Web page and app entries:
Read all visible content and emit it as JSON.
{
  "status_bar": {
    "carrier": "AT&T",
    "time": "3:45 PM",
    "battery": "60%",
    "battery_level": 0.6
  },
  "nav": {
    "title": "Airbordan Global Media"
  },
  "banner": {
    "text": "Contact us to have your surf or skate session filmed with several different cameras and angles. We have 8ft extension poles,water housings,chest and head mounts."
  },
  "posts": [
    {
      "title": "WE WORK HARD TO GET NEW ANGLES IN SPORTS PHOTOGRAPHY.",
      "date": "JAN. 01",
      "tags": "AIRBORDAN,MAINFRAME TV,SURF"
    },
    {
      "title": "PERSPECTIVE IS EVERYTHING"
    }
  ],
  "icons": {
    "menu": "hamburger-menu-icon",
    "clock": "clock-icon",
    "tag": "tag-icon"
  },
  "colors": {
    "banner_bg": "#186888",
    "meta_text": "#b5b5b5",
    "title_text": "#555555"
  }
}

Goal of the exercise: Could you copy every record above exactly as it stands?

Reply:
Read all visible content and emit it as JSON.
{
  "status_bar": {
    "carrier": "AT&T",
    "time": "3:45 PM",
    "battery": "60%",
    "battery_level": 0.6
  },
  "nav": {
    "title": "Airbordan Global Media"
  },
  "banner": {
    "text": "Contact us to have your surf or skate session filmed with several different cameras and angles. We have 8ft extension poles,water housings,chest and head mounts."
  },
  "posts": [
    {
      "title": "WE WORK HARD TO GET NEW ANGLES IN SPORTS PHOTOGRAPHY.",
      "date": "JAN. 01",
      "tags": "AIRBORDAN,MAINFRAME TV,SURF"
    },
    {
      "title": "PERSPECTIVE IS EVERYTHING"
    }
  ],
  "icons": {
    "menu": "hamburger-menu-icon",
    "clock": "clock-icon",
    "tag": "tag-icon"
  },
  "colors": {
    "banner_bg": "#186888",
    "meta_text": "#b5b5b5",
    "title_text": "#555555"
  }
}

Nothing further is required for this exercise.